Khalifa Hafter
General Khalifa Haftar and his armed forces have said they are not concerned by the threat EU of sanctions Reuters

The Libyan armed forces have brushed aside the threat of an European Union asset freeze and travel ban on General Khalifa Haftar, the chief of the North African nation's military.

The EU has said it will issue sanctions against the former Gaddafi aide if he does not step aside to allow United Nations-sponsored peace talks to resume in Libya.

However, Haftar and his armed forces have said they are not concerned by the threat of sanctions and will continue with their military action in the east of Libya.

"The sanctions are meaningless," Hafter's spokesman Mohammed al-Hejazi told IBTimes UK. "At the moment we have only heard reports in the media and have had no formal message ...

"If the West calls us criminals it makes no difference to us because we are fighting terrorism and will continue," he added.

Reuters reported that the EU was considering sanctions against five senior Libyan figures on both sides of Libya's civil war.

Three leaders of Libya Dawn, a coalition of Islamist militias supporting Libya's Tripoli government, were named as possible targets for the sanctions: Abdulrahman Suweihli, Salah Badi and Abdulraouf Mannay.

Libyan National Army troops engage against Islamist forces Reuters

Hafter, who leads forces aligned with Libya's internationally recognised government in Tobruk, and the head of the Libyan Air Force Saqr al-Jerushi were also threatened with asset freezes and travel bans.

"The West is equating us to Libya Dawn. This is not correct. We are an army and the Libyan people support us," al-Hejazi said of the sanctions.

The EU has reintroduced the possibility of sanctions against military leaders in Libya in a bid to restart the country's stalled peace process. All five of the men listed in the sanctions have said they will not accept a truce between Tripoli and Baida.

The EU has said negotiations in Libya are the only solution to the conflict.
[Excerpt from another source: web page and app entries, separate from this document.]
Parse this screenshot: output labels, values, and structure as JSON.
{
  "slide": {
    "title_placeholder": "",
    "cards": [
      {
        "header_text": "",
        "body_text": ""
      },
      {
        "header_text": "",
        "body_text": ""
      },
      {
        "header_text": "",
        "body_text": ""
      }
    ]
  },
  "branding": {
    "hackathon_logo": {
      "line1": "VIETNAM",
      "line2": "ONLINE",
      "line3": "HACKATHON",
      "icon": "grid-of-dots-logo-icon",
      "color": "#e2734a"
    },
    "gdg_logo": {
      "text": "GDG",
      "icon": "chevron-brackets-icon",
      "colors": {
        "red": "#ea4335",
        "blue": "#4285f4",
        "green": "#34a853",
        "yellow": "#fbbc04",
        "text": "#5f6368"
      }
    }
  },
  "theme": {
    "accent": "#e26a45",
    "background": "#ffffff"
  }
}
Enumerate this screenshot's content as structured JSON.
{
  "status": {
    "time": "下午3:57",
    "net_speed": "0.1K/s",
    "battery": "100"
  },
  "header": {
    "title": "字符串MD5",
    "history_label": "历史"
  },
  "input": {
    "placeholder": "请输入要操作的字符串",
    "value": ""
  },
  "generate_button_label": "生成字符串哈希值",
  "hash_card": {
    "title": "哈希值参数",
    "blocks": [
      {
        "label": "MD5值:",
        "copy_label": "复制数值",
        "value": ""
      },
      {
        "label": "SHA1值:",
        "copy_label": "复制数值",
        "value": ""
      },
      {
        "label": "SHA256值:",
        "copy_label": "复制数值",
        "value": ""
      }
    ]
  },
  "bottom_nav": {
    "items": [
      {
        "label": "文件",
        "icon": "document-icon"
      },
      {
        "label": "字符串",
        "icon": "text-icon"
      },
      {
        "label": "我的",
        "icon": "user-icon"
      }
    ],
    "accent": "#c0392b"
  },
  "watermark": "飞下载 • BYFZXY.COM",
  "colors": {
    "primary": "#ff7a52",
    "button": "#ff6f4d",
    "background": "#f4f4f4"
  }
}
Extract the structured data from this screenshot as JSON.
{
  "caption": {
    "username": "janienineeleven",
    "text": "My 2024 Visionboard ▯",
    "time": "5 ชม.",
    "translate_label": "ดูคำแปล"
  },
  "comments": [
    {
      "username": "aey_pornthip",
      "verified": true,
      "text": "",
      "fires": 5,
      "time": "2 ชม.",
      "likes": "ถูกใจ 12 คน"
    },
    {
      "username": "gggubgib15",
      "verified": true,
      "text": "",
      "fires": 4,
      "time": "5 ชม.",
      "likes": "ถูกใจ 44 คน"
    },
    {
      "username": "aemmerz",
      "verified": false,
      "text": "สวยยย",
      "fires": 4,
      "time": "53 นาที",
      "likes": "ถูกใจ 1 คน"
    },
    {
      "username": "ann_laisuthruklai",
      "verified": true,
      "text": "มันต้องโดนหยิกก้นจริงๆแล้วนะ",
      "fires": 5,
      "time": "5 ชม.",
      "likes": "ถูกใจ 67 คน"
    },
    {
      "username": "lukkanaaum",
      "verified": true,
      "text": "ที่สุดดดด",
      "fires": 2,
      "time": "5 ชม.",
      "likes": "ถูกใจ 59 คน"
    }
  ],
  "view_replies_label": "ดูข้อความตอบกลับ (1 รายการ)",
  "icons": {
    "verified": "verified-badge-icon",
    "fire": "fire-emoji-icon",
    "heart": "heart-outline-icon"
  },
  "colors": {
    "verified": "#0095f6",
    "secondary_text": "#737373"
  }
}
EU foreign policy chief Federica Mogherini told journalists following a meeting of European foreign ministers to discuss Libya: "We are prepared to adopt sanctions, we are considering names."

Most of the factions in Libya's civil war have agreed to terms for the formation of a unity government and an end to the conflict but negotiations were disrupted by the abstention of the country's Tripoli administration which walked out of talks in early July.

Tripoli has said that the inclusion of Haftar, in any political compromise is unacceptable.

Zintan Clashes
A fighter from Zintan brigade watches the aftermath of a militia strike an oil depot during the Libya Dawn takeover of Tripoli Hani Amara/Reuters

Libya has been locked in a bitter power struggle between Tripoli and Baida since August last year when Libya Dawn militias seized control of the nation's capital.

The chaos has been fertile ground for the offshoot of Islamic State in Libya which up until recently held strongholds in two major Libyan towns.

The presence of IS in Libya has become increasingly concerning to the international community. Following ostentatious displays of violence in Libya itself, it subsequently emerged that perpetrators of the Bardo Museum attack in Tunis and Seifeddine Rezgui, who killed 38 people in Port Sousse, had received training at IS and Ansar Al-Sharia camps in Libya.

The reported presence of international terror figures such as Mokhtar Belmokhtar and Mohammed Emwazi, better known as Jihadi John, in Libya have increasingly marked the country as a safe haven, out of the reach of intelligence gatherers and the security services.